**Assigned task**
Which lines in the records below contain the word "this"? Copy each one out.

Stored data
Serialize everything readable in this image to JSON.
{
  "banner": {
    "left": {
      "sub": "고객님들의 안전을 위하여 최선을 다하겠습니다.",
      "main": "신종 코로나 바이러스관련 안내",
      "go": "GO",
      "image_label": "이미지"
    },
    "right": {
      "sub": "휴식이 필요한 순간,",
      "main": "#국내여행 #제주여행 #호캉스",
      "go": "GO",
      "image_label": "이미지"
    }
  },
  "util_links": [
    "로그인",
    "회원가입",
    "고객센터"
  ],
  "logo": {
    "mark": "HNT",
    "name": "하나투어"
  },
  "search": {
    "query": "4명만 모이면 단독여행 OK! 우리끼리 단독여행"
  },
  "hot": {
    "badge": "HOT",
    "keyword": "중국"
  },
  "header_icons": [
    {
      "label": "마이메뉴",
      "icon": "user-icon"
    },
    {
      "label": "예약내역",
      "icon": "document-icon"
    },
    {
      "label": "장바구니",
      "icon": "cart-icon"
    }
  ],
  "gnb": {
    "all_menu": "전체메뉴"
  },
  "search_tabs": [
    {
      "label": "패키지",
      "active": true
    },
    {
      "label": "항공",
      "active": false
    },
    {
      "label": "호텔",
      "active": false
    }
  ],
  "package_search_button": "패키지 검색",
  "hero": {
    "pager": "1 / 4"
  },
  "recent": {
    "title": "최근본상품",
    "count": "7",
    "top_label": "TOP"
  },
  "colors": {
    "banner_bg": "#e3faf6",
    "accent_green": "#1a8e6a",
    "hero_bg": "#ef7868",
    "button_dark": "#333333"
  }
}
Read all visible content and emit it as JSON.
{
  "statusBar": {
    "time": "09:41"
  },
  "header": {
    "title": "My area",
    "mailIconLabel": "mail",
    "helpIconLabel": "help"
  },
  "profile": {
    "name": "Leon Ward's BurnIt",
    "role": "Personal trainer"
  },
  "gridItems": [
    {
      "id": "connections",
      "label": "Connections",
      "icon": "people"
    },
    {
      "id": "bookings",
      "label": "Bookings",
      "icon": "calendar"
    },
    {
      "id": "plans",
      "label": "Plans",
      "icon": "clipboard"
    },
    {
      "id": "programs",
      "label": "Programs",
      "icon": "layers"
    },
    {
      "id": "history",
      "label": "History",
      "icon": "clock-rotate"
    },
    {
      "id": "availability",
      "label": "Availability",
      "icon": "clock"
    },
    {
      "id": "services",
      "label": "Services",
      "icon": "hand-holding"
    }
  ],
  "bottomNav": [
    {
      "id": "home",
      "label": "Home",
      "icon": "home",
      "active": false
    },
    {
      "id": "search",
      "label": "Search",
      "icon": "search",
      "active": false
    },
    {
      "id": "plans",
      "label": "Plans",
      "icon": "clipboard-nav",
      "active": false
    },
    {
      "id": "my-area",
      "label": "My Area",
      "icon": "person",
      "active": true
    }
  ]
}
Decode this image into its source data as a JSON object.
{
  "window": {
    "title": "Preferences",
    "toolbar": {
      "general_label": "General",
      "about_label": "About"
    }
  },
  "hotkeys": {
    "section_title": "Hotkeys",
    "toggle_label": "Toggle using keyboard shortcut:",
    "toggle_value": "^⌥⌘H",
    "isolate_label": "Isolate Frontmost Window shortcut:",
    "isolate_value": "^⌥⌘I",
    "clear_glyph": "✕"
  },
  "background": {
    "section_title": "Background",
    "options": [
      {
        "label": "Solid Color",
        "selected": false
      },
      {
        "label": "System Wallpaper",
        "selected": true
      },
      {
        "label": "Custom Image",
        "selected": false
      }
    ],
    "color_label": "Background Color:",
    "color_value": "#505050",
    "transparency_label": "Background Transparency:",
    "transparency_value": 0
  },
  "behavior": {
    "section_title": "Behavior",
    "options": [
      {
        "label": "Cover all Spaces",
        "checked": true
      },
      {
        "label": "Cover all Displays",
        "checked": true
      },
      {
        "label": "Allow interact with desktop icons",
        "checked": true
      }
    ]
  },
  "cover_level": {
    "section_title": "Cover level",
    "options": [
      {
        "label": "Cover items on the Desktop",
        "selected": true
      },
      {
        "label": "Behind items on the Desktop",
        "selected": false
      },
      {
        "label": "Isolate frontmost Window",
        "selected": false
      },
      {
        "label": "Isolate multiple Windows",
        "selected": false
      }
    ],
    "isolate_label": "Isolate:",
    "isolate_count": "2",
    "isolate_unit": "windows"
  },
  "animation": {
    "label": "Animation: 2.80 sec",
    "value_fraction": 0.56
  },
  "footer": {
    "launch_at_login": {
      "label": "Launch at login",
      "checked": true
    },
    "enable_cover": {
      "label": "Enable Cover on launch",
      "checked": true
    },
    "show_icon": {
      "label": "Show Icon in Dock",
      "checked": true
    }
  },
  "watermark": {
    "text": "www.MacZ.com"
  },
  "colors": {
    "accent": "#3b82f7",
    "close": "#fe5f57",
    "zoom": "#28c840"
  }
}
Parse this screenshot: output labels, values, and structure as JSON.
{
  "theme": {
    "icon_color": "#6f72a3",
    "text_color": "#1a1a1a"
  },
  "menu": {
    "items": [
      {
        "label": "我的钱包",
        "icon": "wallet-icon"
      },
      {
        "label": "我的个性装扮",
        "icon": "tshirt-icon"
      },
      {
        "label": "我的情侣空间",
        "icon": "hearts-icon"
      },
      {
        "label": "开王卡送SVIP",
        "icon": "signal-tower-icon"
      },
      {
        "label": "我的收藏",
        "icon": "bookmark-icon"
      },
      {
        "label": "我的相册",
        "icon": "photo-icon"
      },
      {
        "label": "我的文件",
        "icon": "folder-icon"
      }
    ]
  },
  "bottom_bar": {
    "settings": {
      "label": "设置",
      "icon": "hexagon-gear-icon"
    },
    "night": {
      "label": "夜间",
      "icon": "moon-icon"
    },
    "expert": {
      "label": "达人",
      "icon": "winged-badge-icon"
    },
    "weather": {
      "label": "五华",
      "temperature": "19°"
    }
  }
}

**Finished task**
Serialize everything readable in this image to JSON.
Decode this image into its source data as a JSON object.
Parse this screenshot: output labels, values, and structure as JSON.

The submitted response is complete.